Talking About Race & Embracing Diversity

It is truly humbling to recognize how much work still must be done to bring about meaningful change. As parents and educators, this responsibility particularly lands on us as we raise our children to grow up to be compassionate human beings. 

Your children may have questions and will continue to have questions. And, like us, you probably have only a fraction of the relevant answers. In this post, we want to offer some resources that may be helpful as you talk to your children in developmentally appropriate ways about race and diversity. 

How children see race in their early years

Children recognize race and formulate perceptions within the first few months of their life (see this developmental chart). In the past, a commonly taken approach was that of being “colorblind” to race, but recent research shows that this approach not only denies children the validity of their experiences, but also inhibits them from being change agents for the world. Studies also show that talking explicitly about race with children creates more positive attitudes about people of different races (Vittrup, B., 2011). So having discussions about race, while difficult, is both important and necessary.  With children, one of the easiest ways to introduce and discuss diversity and racism can be through books.

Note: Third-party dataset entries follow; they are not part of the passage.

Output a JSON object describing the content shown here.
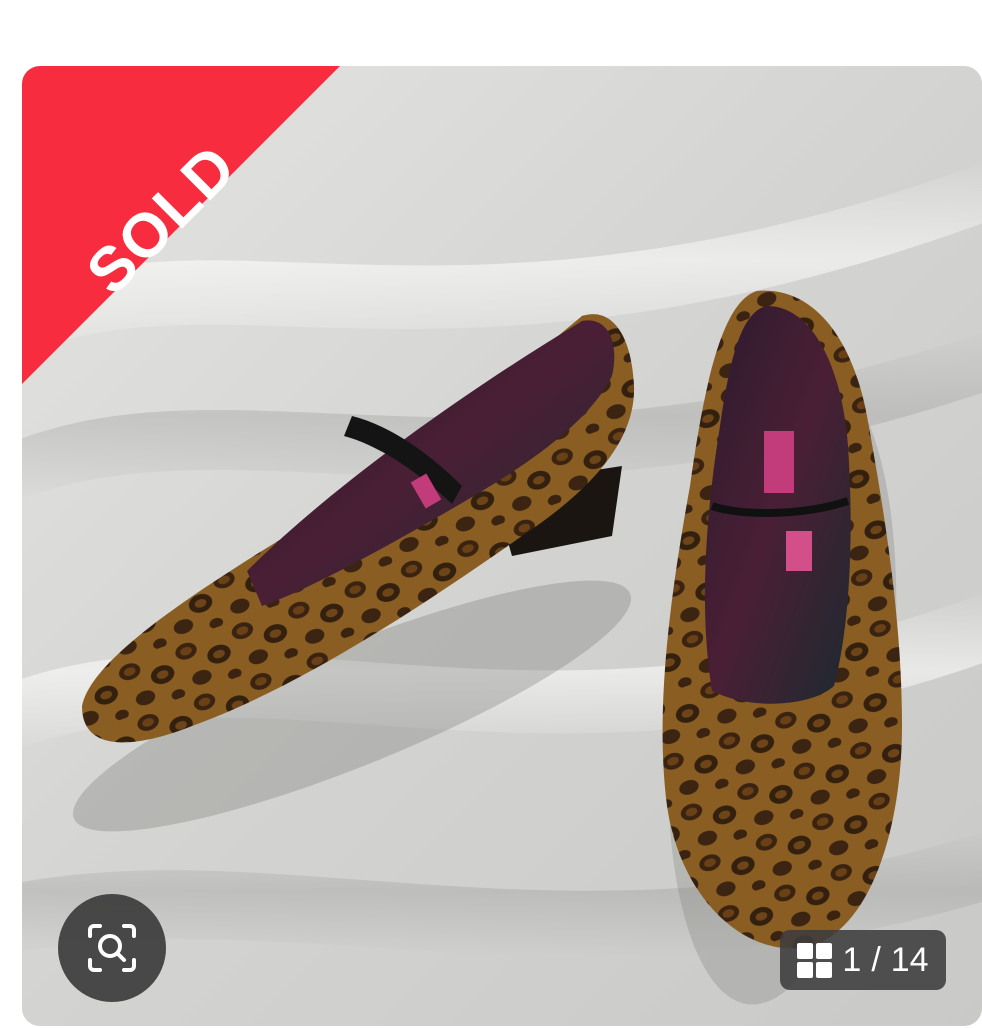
{
  "listing": {
    "status_badge": "SOLD",
    "image_counter": {
      "current": "1",
      "separator": "/",
      "total": "14"
    }
  },
  "icons": {
    "zoom": "zoom-search-icon",
    "gallery": "grid-icon"
  },
  "colors": {
    "sold_banner": "#f72d3f",
    "overlay_button": "#3c3c3c",
    "background": "#ffffff"
  }
}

What are we reading?

For young children, delving into the current issues across our nation may be too overwhelming and complex to process. However, we can still help our children become more racially conscious and view diversity as a strength in our society. As with many other topics, often a way into a child’s heart is through storytelling and books. Below are a few amongst the many we have found that are age appropriate and great conversation starters. Along with these, we encourage you to check out some titles that not only focus on racism explicitly, but also ones that have diverse central characters.

  • Whoever You Are: By Mem Fox (Ages 3-10)  For all ages, this book touches on ideas of us all being different on the outside, but being human on the inside, with the ability to experience feelings, desires, and needs. 
  • Lovely By Jess Hong (Ages 4-8) This book expands beyond race, pointing out all differences between people while bringing home the message that we are all different and that is lovely.
  • Happy In our Skin: Fran Manushkin (Ages 2-5)  This book explains and celebrates diversity. The story follows a multi-racial family through their home and city.  
  • My Face Book: Star Bright Books, Star Bright Books & Baby Faces by Margaret Miller  (Infants and Toddlers) Baby Faces and My Face Book are both books perfect for our infants and toddlers. These books provide a diverse range of races.  These books normalize having characters and representations of different races. Though it is not enough to normalize the idea of different races, it is a start for younger ones especially to have diverse books in their library (these books also give a chance for parents to practice talking about race). 

Additional Resources

We’ve put together this non-exhaustive resource guide for racial equality & diversity with a focus on children, parents and caregivers. It includes links to videos, articles, books, and workshops and we encourage you to continue to add.

Some of these resources are shared below; 

Other ways to introduce Race and Diversity:

  • People-Colored Crayons (These crayons can lend a hand to our drawings, making them more inclusive and speak to the fact that we are all much more than the one crayon that is always used for skin color).
  •  Color Of Me Song: Sesame Street (A good addition to the sesame street book: We are same, we are different or a stand alone,  this song sings about the different shades of skin and how proud they are to be who they are: a message that is central to individuality and diversity)

Learning about race and diversity is a lifelong exploration. Don’t be afraid to get started! It’s okay to start small and start young. There are a lot of resources out there and it’s important to realize that at some level, you just have to jump in, even if it is out of your comfort zones. As always, reach out if you have any questions, we are always here. 

Till Next Post,
Aleezeh Makani
Ethos Early Learning Center Educator